Meet JP Owens, an American artist from Scott Depot, West Virginia. He uses a variety of techniques to create bold, colorful and innovative mixed media art works. JP’s influences are Pablo Picasso, Keith Haring, Henry Moore, and M.C. Escher. His media includes materials from clocks, automotive materials, scrap metal and reclaimed wood. He works in a circle, trying different ideas in each piece, rebuilding his interest, until he feels they are complete. The imagery in JP Owens’ work focuses on analyzing the mundane, representing it in an abstracted, primitive style and often adding an unexpected element. Learn more about JP with our Q&A:
1. How do you describe your palette?
I don’t limit my use of color or even type of object that I paint on, assemble into a sculpture or how I approach a new piece. My depiction of a particular object is often abstracted, so many times realistic color schemes are not used. I instead use the color to create areas of interest or movement within each piece. I feel I’ve developed into an experimental artist which makes anything and everything a potential subject for my next work of art. I’ve painted on traditional surfaces like canvas as well as chairs, oars, skateboards, guitars, shovels, mannequins and numerous other found items. I’ve created sculptures using animal skulls, auto parts, wood, pieces of broken clocks and watches. Most recently I’ve began turning my sketches and finished canvas work into graphic images for shirts. Through the sell of these shirts I’ve gotten my work into the hands of folks who may have never seen my work through the traditional gallery display.
2. What’s your greatest accomplishment?
It’s hard to say other than to believe the best is yet to come. My paintings and sculptures have been juried into numerous exhibitions throughout the country and I’ve been lucky enough to win a few awards along the way. I was given a fellowship award that recognized me as the top graduating artist by my professors at WVSU. I’ve been given the opportunity to speak to high school and college students about my work and share my journey as an artist. I’ve sold numerous works throughout my career to both private and corporate collectors which likely touch every corner of our country. Over the last few years I have encountered complete strangers walking around with my shirts on which is exciting to see and a great way to strike up a conversation. These are all great accomplishments for me. But I would say creating the Owens Fellowship Award with my wife is the greatest of my accomplishments thus far. Being able to donate cash awards to local children through school art exhibits ensures that I am investing in creative education and reinforcing its importance in our great state. Creative problem solving is a great tool for developing critical thinking skills and I believe a lot of students need more resources to explore their own passion for art.

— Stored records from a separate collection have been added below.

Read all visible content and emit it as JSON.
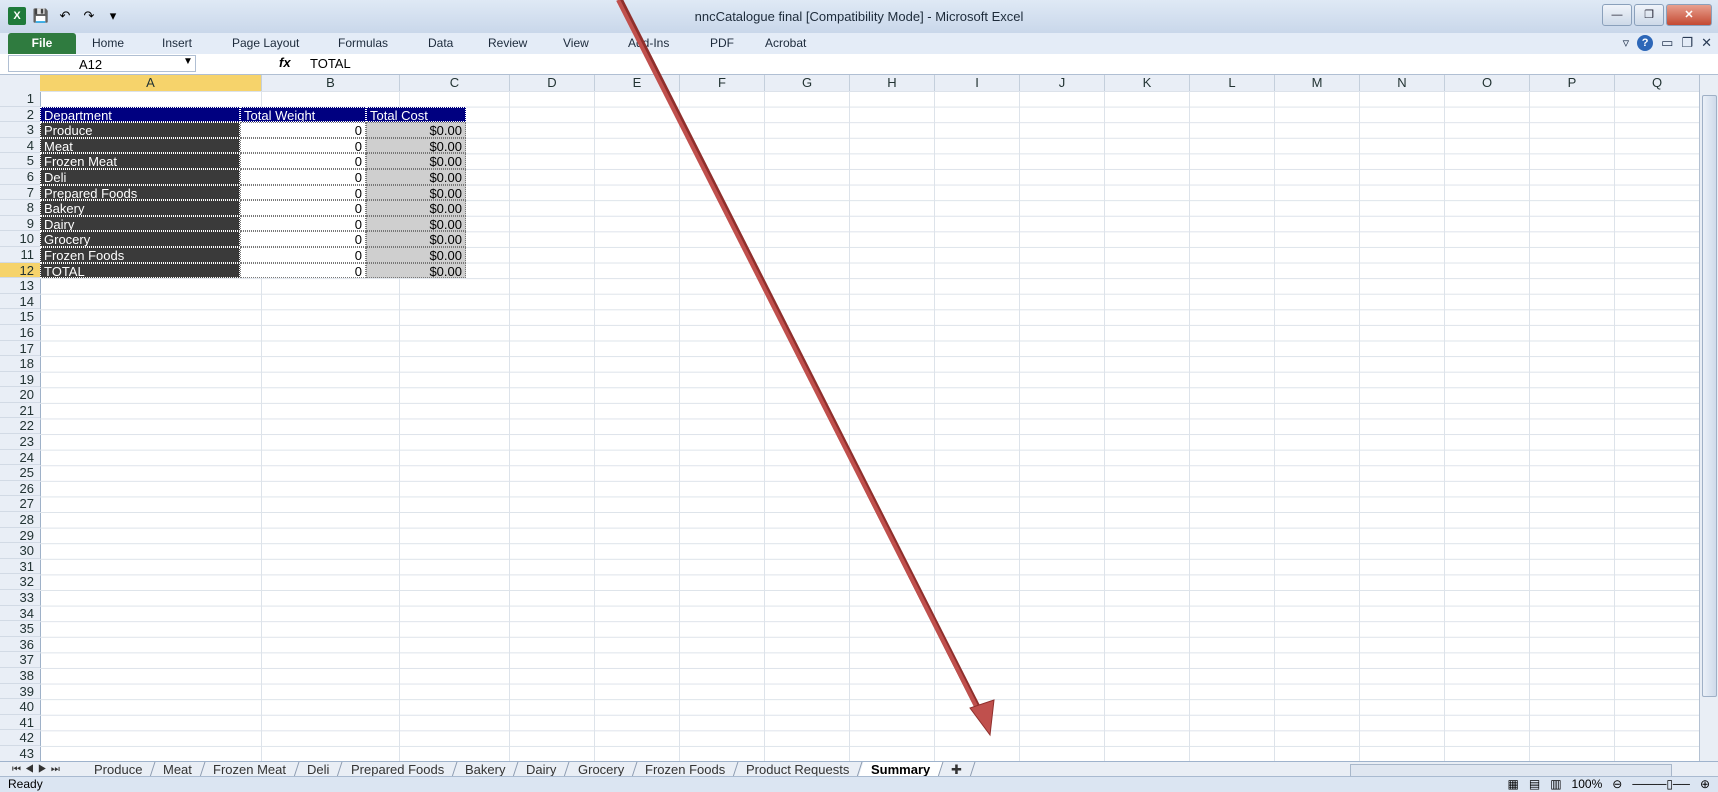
{
  "window": {
    "title": "nncCatalogue final  [Compatibility Mode]  -  Microsoft Excel"
  },
  "ribbon": {
    "file": "File",
    "tabs": [
      "Home",
      "Insert",
      "Page Layout",
      "Formulas",
      "Data",
      "Review",
      "View",
      "Add-Ins",
      "PDF",
      "Acrobat"
    ]
  },
  "formula_bar": {
    "cell_ref": "A12",
    "fx": "fx",
    "content": "TOTAL"
  },
  "columns": [
    "A",
    "B",
    "C",
    "D",
    "E",
    "F",
    "G",
    "H",
    "I",
    "J",
    "K",
    "L",
    "M",
    "N",
    "O",
    "P",
    "Q"
  ],
  "selected_column": "A",
  "selected_row": 12,
  "row_count": 43,
  "table": {
    "headers": [
      "Department",
      "Total Weight",
      "Total Cost"
    ],
    "rows": [
      [
        "Produce",
        "0",
        "$0.00"
      ],
      [
        "Meat",
        "0",
        "$0.00"
      ],
      [
        "Frozen Meat",
        "0",
        "$0.00"
      ],
      [
        "Deli",
        "0",
        "$0.00"
      ],
      [
        "Prepared Foods",
        "0",
        "$0.00"
      ],
      [
        "Bakery",
        "0",
        "$0.00"
      ],
      [
        "Dairy",
        "0",
        "$0.00"
      ],
      [
        "Grocery",
        "0",
        "$0.00"
      ],
      [
        "Frozen Foods",
        "0",
        "$0.00"
      ],
      [
        "TOTAL",
        "0",
        "$0.00"
      ]
    ]
  },
  "sheet_tabs": [
    "Produce",
    "Meat",
    "Frozen Meat",
    "Deli",
    "Prepared Foods",
    "Bakery",
    "Dairy",
    "Grocery",
    "Frozen Foods",
    "Product Requests",
    "Summary"
  ],
  "active_sheet": "Summary",
  "status": {
    "ready": "Ready",
    "zoom": "100%"
  },
  "colors": {
    "header_bg": "#000080",
    "dept_bg": "#3a3a3a",
    "cost_bg": "#cfcfcf",
    "selection": "#f6d36b",
    "arrow": "#c0504d"
  }
}
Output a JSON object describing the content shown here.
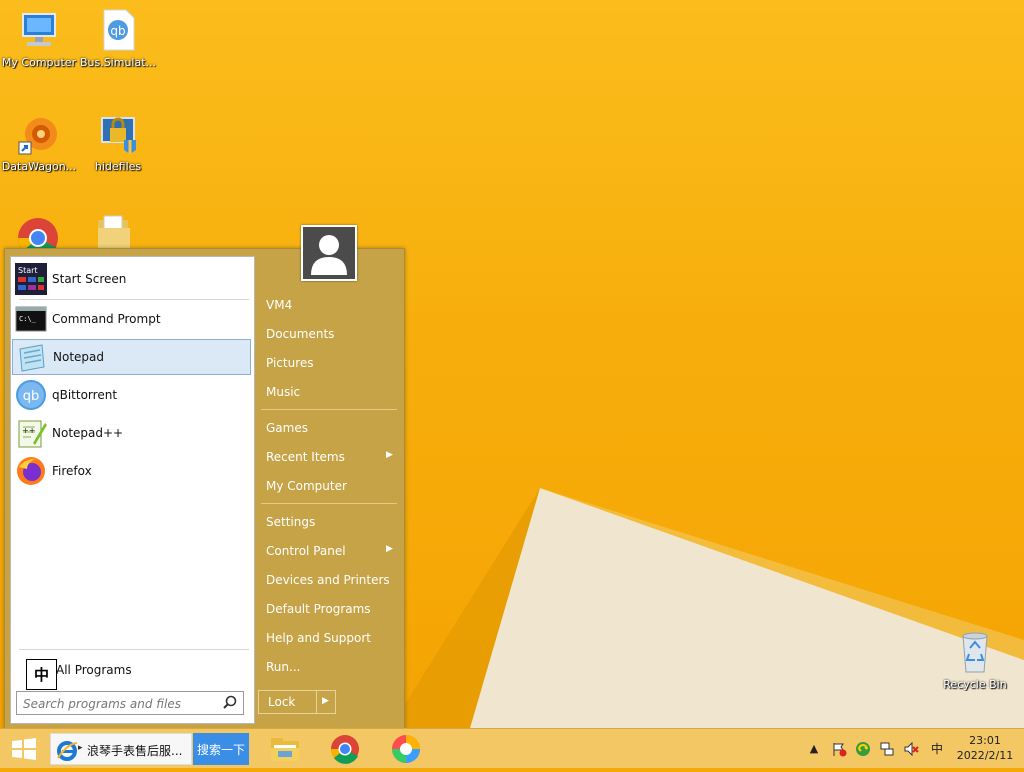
{
  "desktop": {
    "icons": [
      {
        "label": "My Computer",
        "icon": "computer-icon"
      },
      {
        "label": "Bus.Simulat...",
        "icon": "qbittorrent-file-icon"
      },
      {
        "label": "DataWagon...",
        "icon": "datawagon-shortcut-icon"
      },
      {
        "label": "hidefiles",
        "icon": "hidefiles-lock-icon"
      },
      {
        "label": "Recycle Bin",
        "icon": "recycle-bin-icon"
      }
    ]
  },
  "start_menu": {
    "programs": [
      {
        "label": "Start Screen",
        "icon": "start-screen-icon"
      },
      {
        "label": "Command Prompt",
        "icon": "command-prompt-icon"
      },
      {
        "label": "Notepad",
        "icon": "notepad-icon"
      },
      {
        "label": "qBittorrent",
        "icon": "qbittorrent-icon"
      },
      {
        "label": "Notepad++",
        "icon": "notepadpp-icon"
      },
      {
        "label": "Firefox",
        "icon": "firefox-icon"
      }
    ],
    "all_programs": "All Programs",
    "ime_indicator": "中",
    "search_placeholder": "Search programs and files",
    "right_items": [
      {
        "label": "VM4"
      },
      {
        "label": "Documents"
      },
      {
        "label": "Pictures"
      },
      {
        "label": "Music"
      },
      {
        "label": "Games"
      },
      {
        "label": "Recent Items",
        "submenu": true
      },
      {
        "label": "My Computer"
      },
      {
        "label": "Settings"
      },
      {
        "label": "Control Panel",
        "submenu": true
      },
      {
        "label": "Devices and Printers"
      },
      {
        "label": "Default Programs"
      },
      {
        "label": "Help and Support"
      },
      {
        "label": "Run..."
      }
    ],
    "lock_label": "Lock",
    "submenu_arrow": "▶"
  },
  "taskbar": {
    "ie_title": "浪琴手表售后服...",
    "search_button": "搜索一下",
    "tray_expand": "▲",
    "ime": "中",
    "time": "23:01",
    "date": "2022/2/11"
  },
  "colors": {
    "accent": "#c7a348",
    "desktop": "#f7ae0c",
    "taskbar": "#f3c763",
    "highlight": "#dbe9f7"
  }
}
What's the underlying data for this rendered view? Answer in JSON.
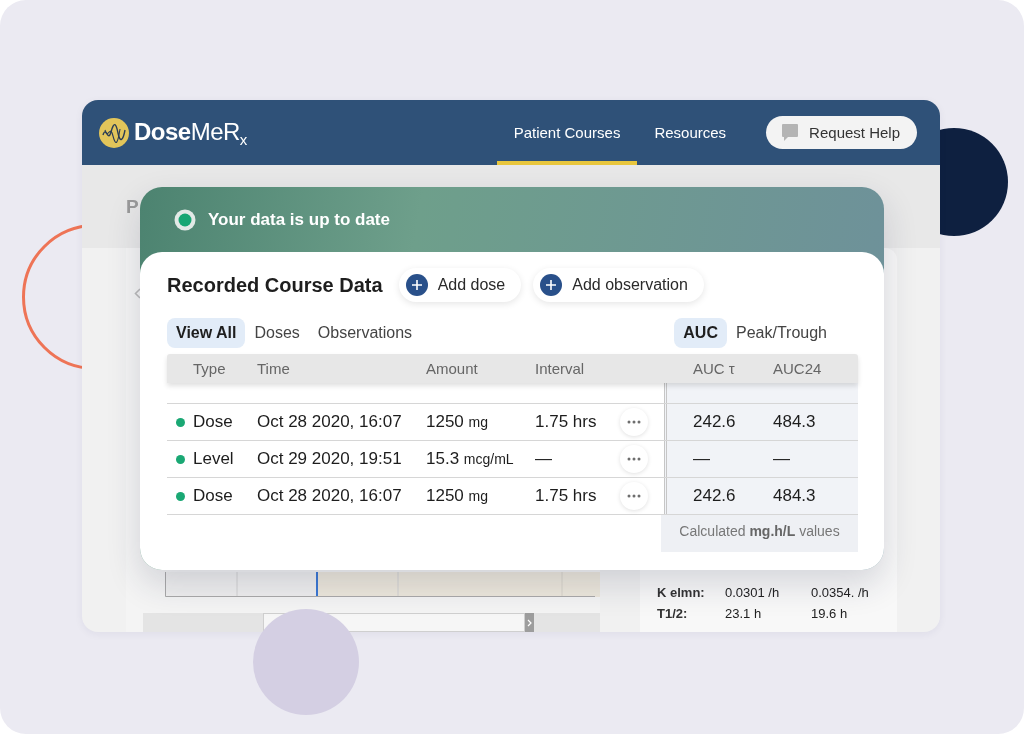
{
  "header": {
    "logo": "**Dose**MeR$_{x}$",
    "nav": [
      {
        "label": "Patient Courses",
        "selected": true
      },
      {
        "label": "Resources",
        "selected": false
      }
    ],
    "help_button": "Request Help"
  },
  "page": {
    "title": "P",
    "summary": [
      {
        "label": "K elmn:",
        "values": [
          "0.0301 /h",
          "0.0354. /h"
        ]
      },
      {
        "label": "T1/2:",
        "values": [
          "23.1 h",
          "19.6 h"
        ]
      }
    ]
  },
  "course_card": {
    "status": {
      "text": "Your data is up to date",
      "up_to_date": true
    },
    "title": "Recorded Course Data",
    "actions": [
      "Add dose",
      "Add observation"
    ],
    "filters": [
      {
        "label": "View All",
        "selected": true
      },
      {
        "label": "Doses",
        "selected": false
      },
      {
        "label": "Observations",
        "selected": false
      }
    ],
    "metrics": [
      {
        "label": "AUC",
        "selected": true
      },
      {
        "label": "Peak/Trough",
        "selected": false
      }
    ],
    "table": {
      "columns": [
        "Type",
        "Time",
        "Amount",
        "Interval",
        "AUC τ",
        "AUC24"
      ],
      "rows": [
        {
          "type": "Dose",
          "color": "#1aa874",
          "time": "Oct 28 2020, 16:07",
          "amount": "1250",
          "unit": "mg",
          "interval": "1.75 hrs",
          "auc_tau": "242.6",
          "auc24": "484.3"
        },
        {
          "type": "Level",
          "color": "#1aa874",
          "time": "Oct 29 2020, 19:51",
          "amount": "15.3",
          "unit": "mcg/mL",
          "interval": "—",
          "auc_tau": "—",
          "auc24": "—"
        },
        {
          "type": "Dose",
          "color": "#1aa874",
          "time": "Oct 28 2020, 16:07",
          "amount": "1250",
          "unit": "mg",
          "interval": "1.75 hrs",
          "auc_tau": "242.6",
          "auc24": "484.3"
        }
      ],
      "footnote": "Calculated **mg.h/L** values"
    }
  }
}
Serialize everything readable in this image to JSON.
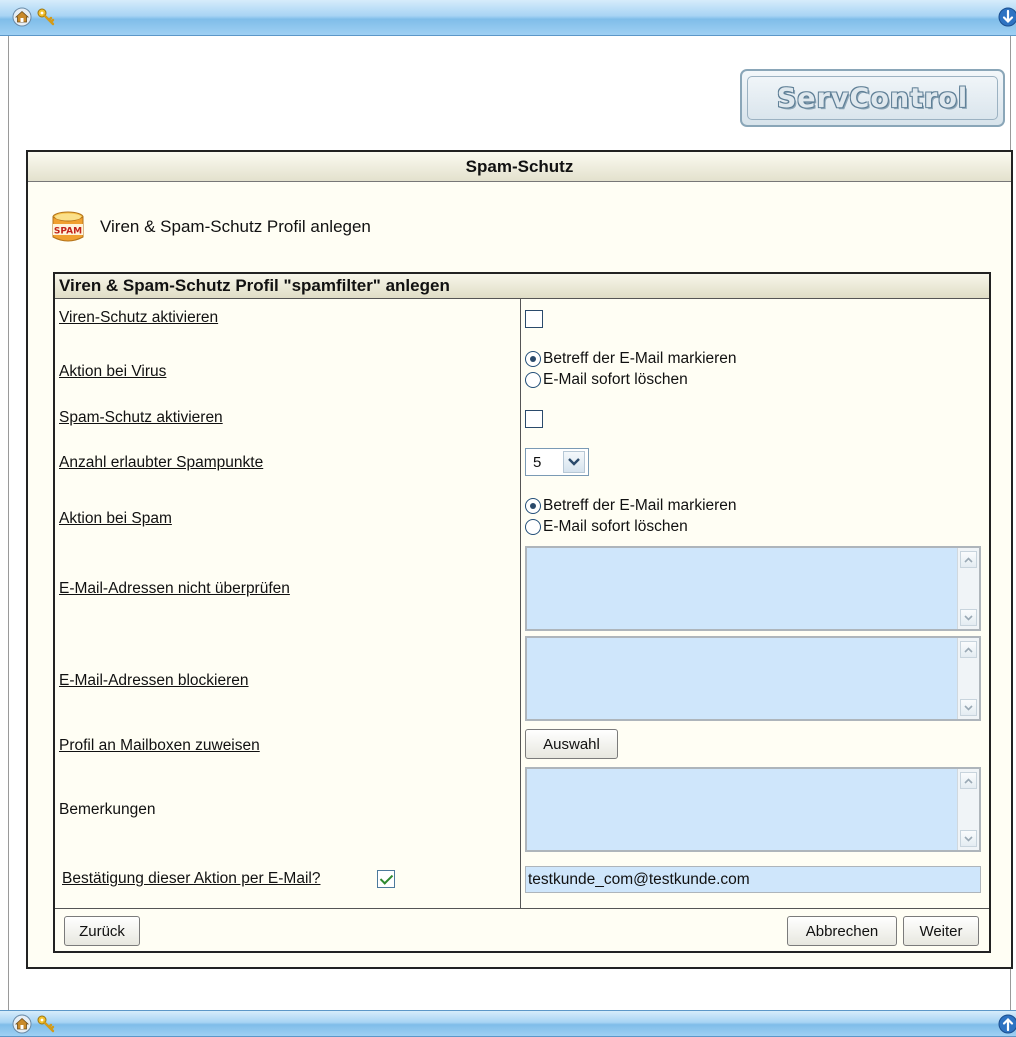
{
  "app": {
    "logo_text": "ServControl",
    "panel_title": "Spam-Schutz",
    "subheader": "Viren & Spam-Schutz Profil anlegen",
    "spam_icon_text": "SPAM"
  },
  "form": {
    "title": "Viren & Spam-Schutz Profil \"spamfilter\" anlegen",
    "virus_protection": {
      "label": "Viren-Schutz aktivieren",
      "checked": false
    },
    "virus_action": {
      "label": "Aktion bei Virus",
      "options": [
        "Betreff der E-Mail markieren",
        "E-Mail sofort löschen"
      ],
      "selected": 0
    },
    "spam_protection": {
      "label": "Spam-Schutz aktivieren",
      "checked": false
    },
    "spam_points": {
      "label": "Anzahl erlaubter Spampunkte",
      "value": "5"
    },
    "spam_action": {
      "label": "Aktion bei Spam",
      "options": [
        "Betreff der E-Mail markieren",
        "E-Mail sofort löschen"
      ],
      "selected": 0
    },
    "whitelist": {
      "label": "E-Mail-Adressen nicht überprüfen",
      "value": ""
    },
    "blacklist": {
      "label": "E-Mail-Adressen blockieren",
      "value": ""
    },
    "assign": {
      "label": "Profil an Mailboxen zuweisen",
      "button": "Auswahl"
    },
    "remarks": {
      "label": "Bemerkungen",
      "value": ""
    },
    "confirmation": {
      "label": "Bestätigung dieser Aktion per E-Mail?",
      "checked": true,
      "email": "testkunde_com@testkunde.com"
    }
  },
  "buttons": {
    "back": "Zurück",
    "cancel": "Abbrechen",
    "next": "Weiter"
  },
  "colors": {
    "bar_blue": "#9fd0f3",
    "input_bg": "#cfe6fb",
    "panel_bg": "#fffef4",
    "check_green": "#2f8a2f"
  }
}
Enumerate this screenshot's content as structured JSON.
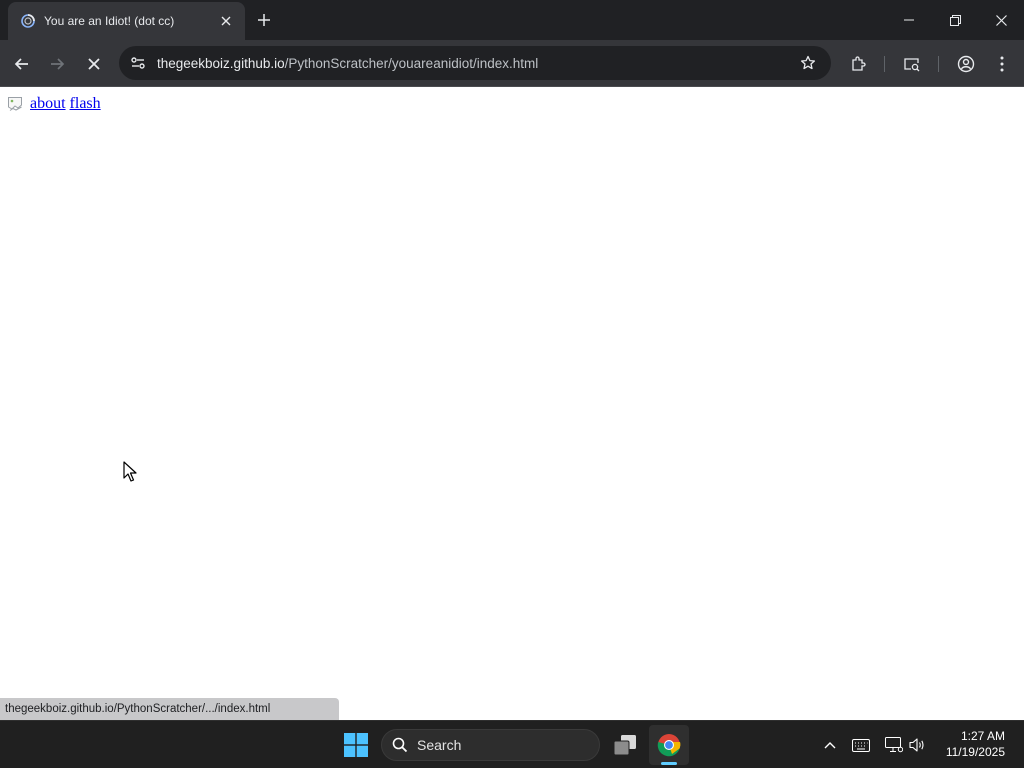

3. What obstacles do you need to overcome to find your creative space/muse?
I, like most artists, have a long list of distractions that keep my mind away from creative inspiration. The biggest challenge I face would probably be the need to push myself to explore new techniques and compositions. Developing an environment that influences creativity is not easy in today’s fast paced world of instant gratification but support from my family, friends and community has helped me continue to be a consistent and productive artist.
4. How do you find your inspiration?
My inspiration comes from exploring the world around me. The Internet and social media allow for a lot of investigation into new movements and fresh ideas going on in the art world. Instagram is a great motivator for me and I get a lot of inspiration from artists I’ll likely never meet in person. That being said, I still crave being in the same room with a great piece of art. I plan a few weekend trips every year just to explore a new gallery or art community. I find when I’m studying new artists in new markets I get a lot of motivation to create.
5. What advice do you have for other artists?
Don’t compare your work to others or let someone’s comments steer your direction unless you consider them a valuable asset or mentor. Many people find art to be confusing and believe everything should have a concrete meaning. Many negative comments come from viewers who are trying to rationalize what you’ve created when it may not be intended for interpretation. An artists’ work should always represent what inspires them, not necessarily what the masses will accept.
6. Where can our readers see your work?
Art Emporium, Charleston WV, The Greenhouse of Teays Valley, Fairways Restaurant, Hurricane WV, Apartment Earth, Charleston WV, Harmony Ridge Gallery, Lewisburg WV, Tamaracks Dickirson Fine Art Gallery and gift shops, Beckley WV, and Get Branded, Huntington WV.
Follow JP on instagram @owensart or find him on facebook! He also has an Etsy store @ JP Owens Art. For more info about JP, call him at 304-545-0455 or email email@example.com.
– HashtagWV, September 2016
HASHTAGWV ART & ENTERTAINMENT Publisher/Editor-in-Chief, Christina Entenmann-Edwards has been a WV resident since September 2008. She was born and raised in Fairfield County, Connecticut, and is no stranger to hard work and the entrepreneurial spirit. In 2006, she graduated from Quinnipiac University (Hamden, Connecticut), Cum Laude, with a B.A. in History. In 2010, she graduated with an M.B.A. from Liberty University (Lynchburg, Virginia). In February 2012, Christina launched HashtagWV as the area’s first full-color, free arts and entertainment tabloid + online platform. Christina completed the Leadership West Virginia class of 2021, which is an innovative program that grows, engages, and mobilizes leaders to ignite a life passion to move West Virginia forward.